[MATERIALS PROVIDED Boundary: Start]

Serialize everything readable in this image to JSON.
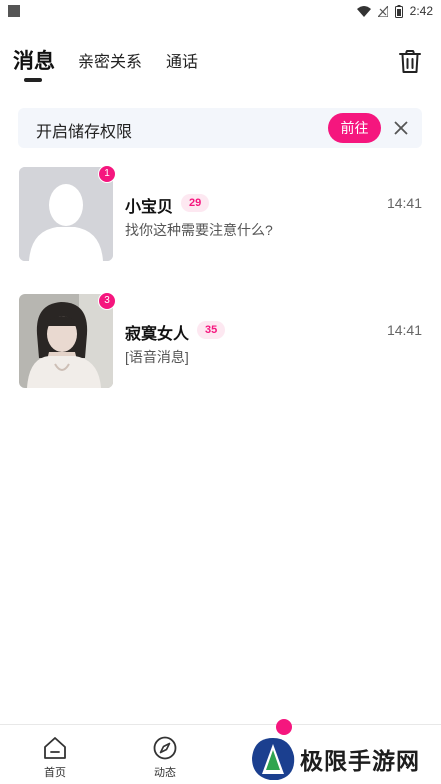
{
  "status_bar": {
    "time": "2:42"
  },
  "header": {
    "tabs": [
      {
        "label": "消息",
        "active": true
      },
      {
        "label": "亲密关系",
        "active": false
      },
      {
        "label": "通话",
        "active": false
      }
    ],
    "trash_icon": "trash-icon"
  },
  "banner": {
    "text": "开启储存权限",
    "button_label": "前往",
    "close_icon": "close-icon"
  },
  "conversations": [
    {
      "unread": "1",
      "name": "小宝贝",
      "age": "29",
      "time": "14:41",
      "preview": "找你这种需要注意什么?",
      "avatar": "default-silhouette"
    },
    {
      "unread": "3",
      "name": "寂寞女人",
      "age": "35",
      "time": "14:41",
      "preview": "[语音消息]",
      "avatar": "photo"
    }
  ],
  "bottom_nav": {
    "items": [
      {
        "label": "首页",
        "icon": "home-icon"
      },
      {
        "label": "动态",
        "icon": "compass-icon"
      }
    ]
  },
  "watermark": {
    "text": "极限手游网"
  },
  "colors": {
    "accent": "#f5167e",
    "banner_bg": "#f3f6fb",
    "badge_bg": "#fde8f1"
  }
}
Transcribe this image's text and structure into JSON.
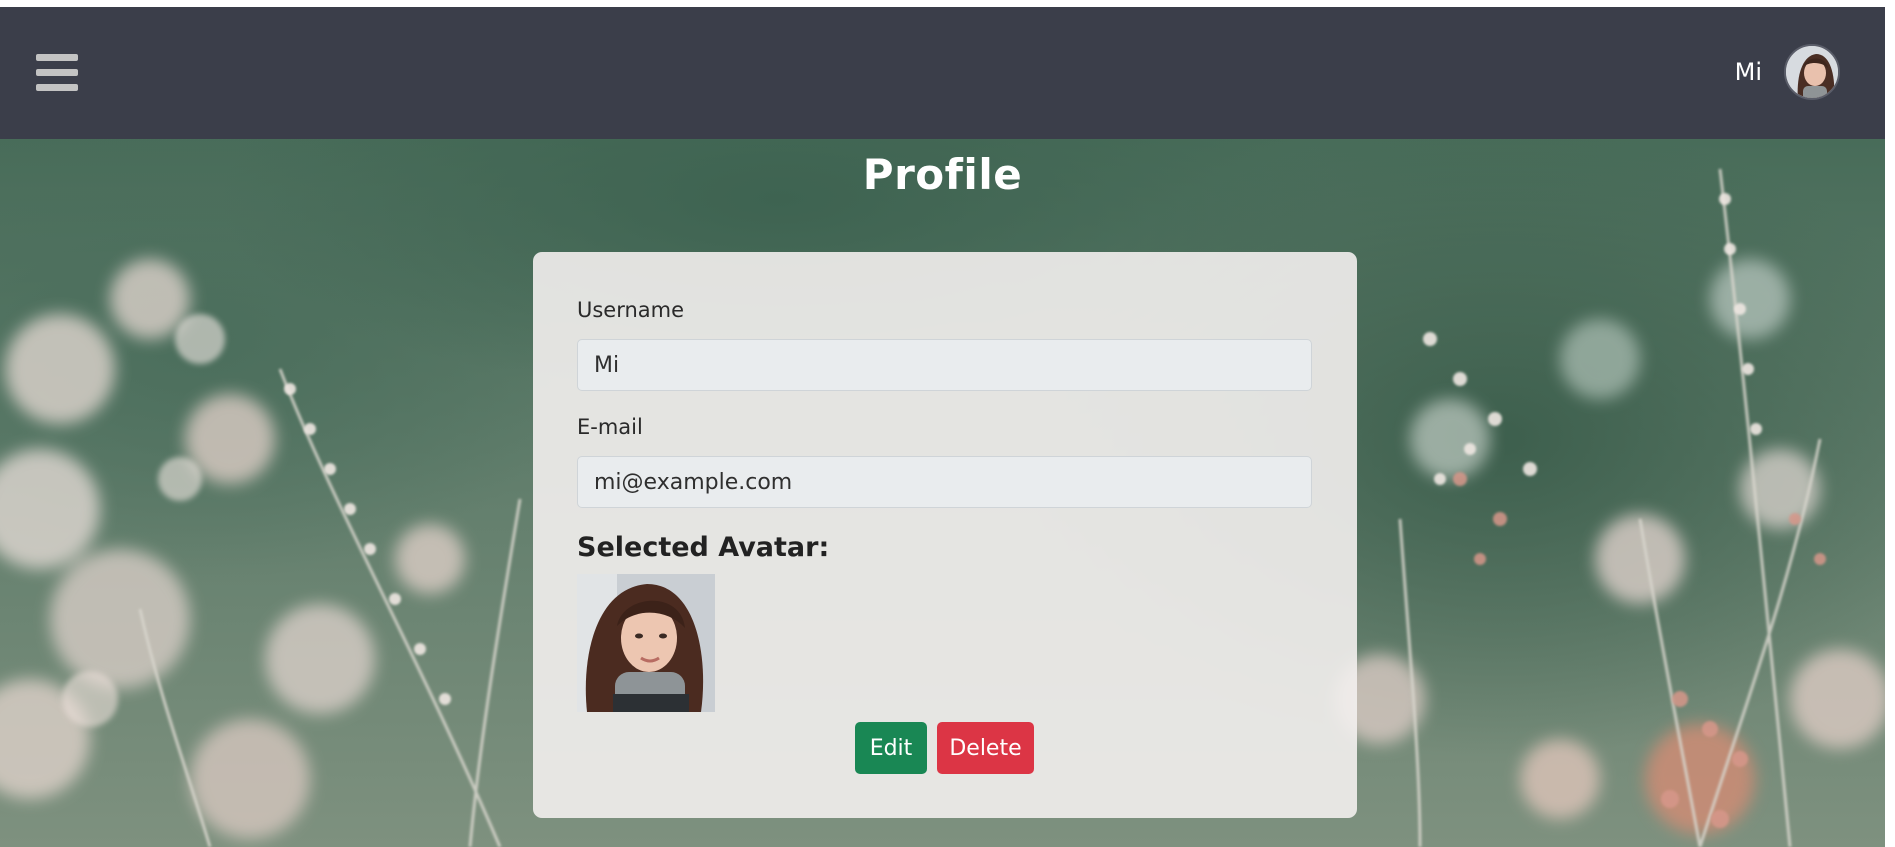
{
  "navbar": {
    "menu_icon": "hamburger-menu-icon",
    "username": "Mi",
    "avatar_icon": "user-avatar",
    "background_color": "#3b3e4a"
  },
  "page": {
    "title": "Profile"
  },
  "form": {
    "username_label": "Username",
    "username_value": "Mi",
    "email_label": "E-mail",
    "email_value": "mi@example.com",
    "avatar_heading": "Selected Avatar:"
  },
  "actions": {
    "edit_label": "Edit",
    "delete_label": "Delete",
    "edit_color": "#198754",
    "delete_color": "#dc3545"
  }
}
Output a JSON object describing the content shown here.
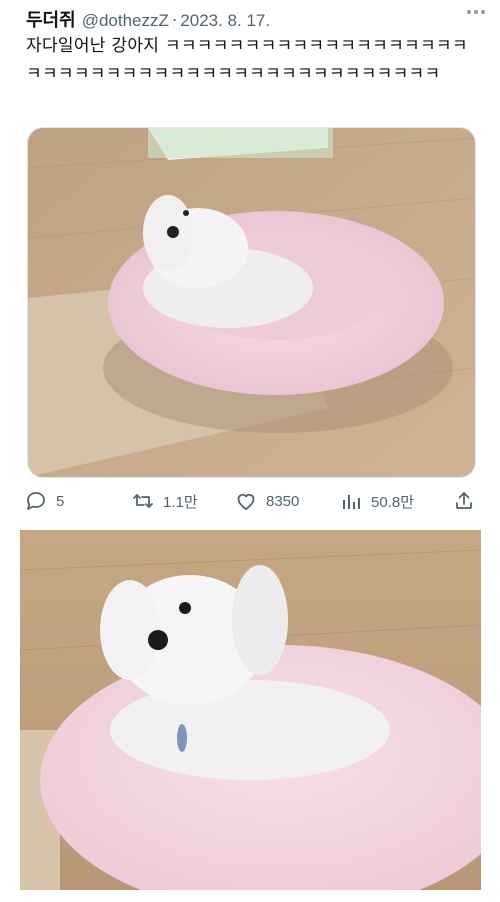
{
  "tweet": {
    "display_name": "두더쥐",
    "handle": "@dothezzZ",
    "separator": "·",
    "date": "2023. 8. 17.",
    "text": "자다일어난 강아지 ㅋㅋㅋㅋㅋㅋㅋㅋㅋㅋㅋㅋㅋㅋㅋㅋㅋㅋㅋㅋㅋㅋㅋㅋㅋㅋㅋㅋㅋㅋㅋㅋㅋㅋㅋㅋㅋㅋㅋㅋㅋㅋㅋㅋㅋ"
  },
  "actions": {
    "replies": "5",
    "retweets": "1.1만",
    "likes": "8350",
    "views": "50.8만"
  },
  "icons": {
    "more": "more-options-icon",
    "reply": "reply-bubble-icon",
    "retweet": "retweet-arrows-icon",
    "like": "heart-icon",
    "views": "bar-chart-views-icon",
    "share": "share-upload-icon"
  },
  "colors": {
    "text": "#0f1419",
    "muted": "#536471",
    "bed_pink": "#f3d3de",
    "floor": "#c8a887"
  }
}
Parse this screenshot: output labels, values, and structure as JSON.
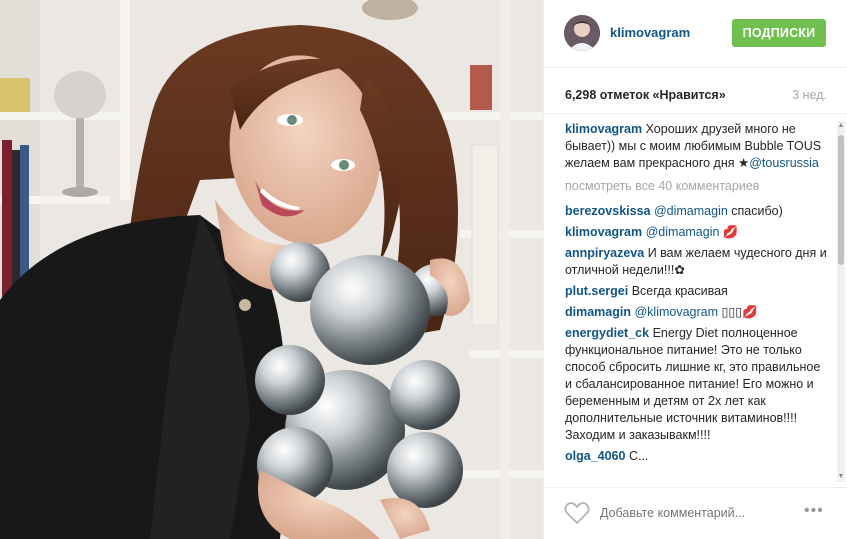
{
  "post": {
    "username": "klimovagram",
    "follow_label": "ПОДПИСКИ",
    "likes": "6,298 отметок «Нравится»",
    "time": "3 нед."
  },
  "caption": {
    "author": "klimovagram",
    "text": "Хороших друзей много не бывает)) мы с моим любимым Bubble TOUS желаем вам прекрасного дня",
    "star": "★",
    "mention": "@tousrussia"
  },
  "view_all": "посмотреть все 40 комментариев",
  "comments": [
    {
      "author": "berezovskissa",
      "mention": "@dimamagin",
      "text": " спасибо)"
    },
    {
      "author": "klimovagram",
      "mention": "@dimamagin",
      "text": " 💋"
    },
    {
      "author": "annpiryazeva",
      "mention": "",
      "text": "И вам желаем чудесного дня и отличной недели!!!✿"
    },
    {
      "author": "plut.sergei",
      "mention": "",
      "text": "Всегда красивая"
    },
    {
      "author": "dimamagin",
      "mention": "@klimovagram",
      "text": " ▯▯▯💋"
    },
    {
      "author": "energydiet_ck",
      "mention": "",
      "text": "Energy Diet полноценное функциональное питание! Это не только способ сбросить лишние кг, это правильное и сбалансированное питание! Его можно и беременным и детям от 2х лет как дополнительные источник витаминов!!!! Заходим и заказывакм!!!!"
    },
    {
      "author": "olga_4060",
      "mention": "",
      "text": "С..."
    }
  ],
  "footer": {
    "add_comment_placeholder": "Добавьте комментарий...",
    "more": "•••"
  },
  "icons": {
    "heart": "heart-icon",
    "more": "more-options-icon"
  },
  "colors": {
    "link": "#125688",
    "follow": "#70c050",
    "muted": "#a5a7aa"
  }
}
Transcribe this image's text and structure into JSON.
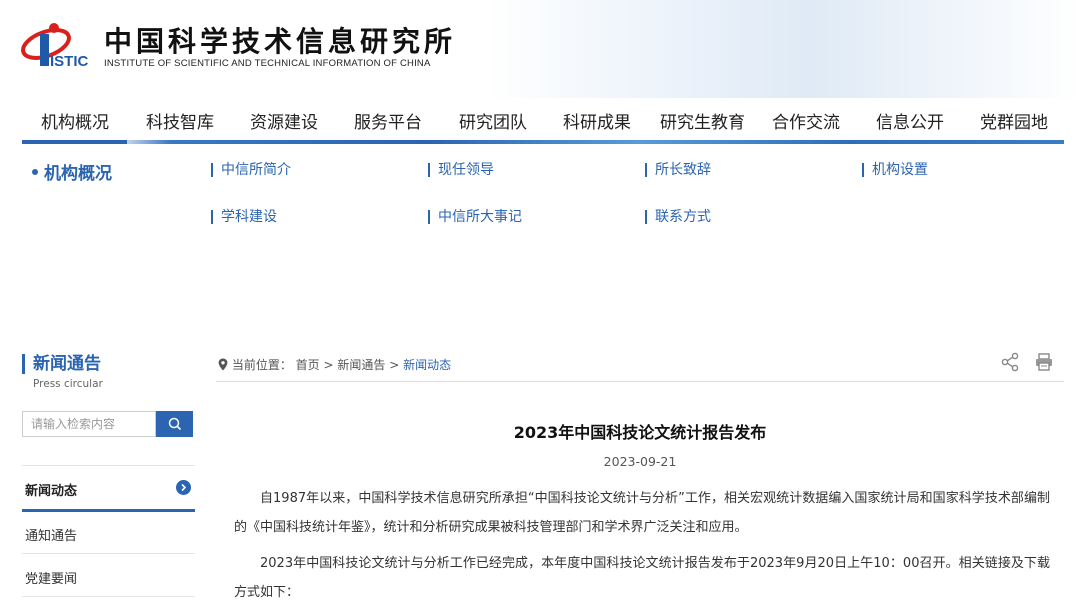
{
  "header": {
    "logo_mark": "ISTIC",
    "name_cn": "中国科学技术信息研究所",
    "name_en": "INSTITUTE OF SCIENTIFIC AND TECHNICAL INFORMATION OF CHINA"
  },
  "nav": {
    "items": [
      "机构概况",
      "科技智库",
      "资源建设",
      "服务平台",
      "研究团队",
      "科研成果",
      "研究生教育",
      "合作交流",
      "信息公开",
      "党群园地"
    ],
    "active": "机构概况"
  },
  "submenu": {
    "title": "机构概况",
    "links": [
      "中信所简介",
      "现任领导",
      "所长致辞",
      "机构设置",
      "学科建设",
      "中信所大事记",
      "联系方式"
    ]
  },
  "sidebar": {
    "title": "新闻通告",
    "subtitle": "Press circular",
    "search_placeholder": "请输入检索内容",
    "items": [
      "新闻动态",
      "通知通告",
      "党建要闻"
    ],
    "active": "新闻动态"
  },
  "breadcrumb": {
    "label": "当前位置：",
    "items": [
      "首页",
      "新闻通告",
      "新闻动态"
    ],
    "separator": ">"
  },
  "article": {
    "title": "2023年中国科技论文统计报告发布",
    "date": "2023-09-21",
    "paragraphs": [
      "自1987年以来，中国科学技术信息研究所承担“中国科技论文统计与分析”工作，相关宏观统计数据编入国家统计局和国家科学技术部编制的《中国科技统计年鉴》，统计和分析研究成果被科技管理部门和学术界广泛关注和应用。",
      "2023年中国科技论文统计与分析工作已经完成，本年度中国科技论文统计报告发布于2023年9月20日上午10：00召开。相关链接及下载方式如下："
    ]
  },
  "colors": {
    "accent": "#2b64b0",
    "logo_red": "#d9201c",
    "logo_blue": "#1f5aa8"
  },
  "icons": [
    "location-icon",
    "search-icon",
    "chevron-right-icon",
    "share-icon",
    "print-icon"
  ]
}
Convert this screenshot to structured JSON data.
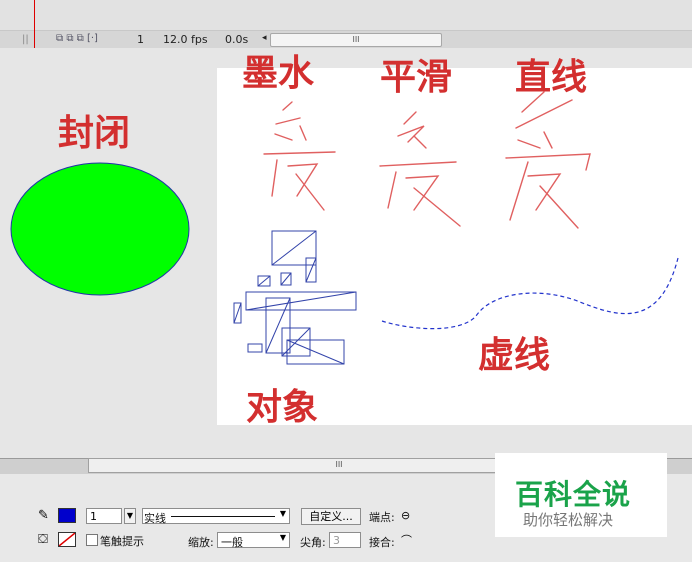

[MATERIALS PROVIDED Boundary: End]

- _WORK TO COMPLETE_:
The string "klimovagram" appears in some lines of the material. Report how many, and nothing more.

- _ANSWER TO THE EXERCISE_:
4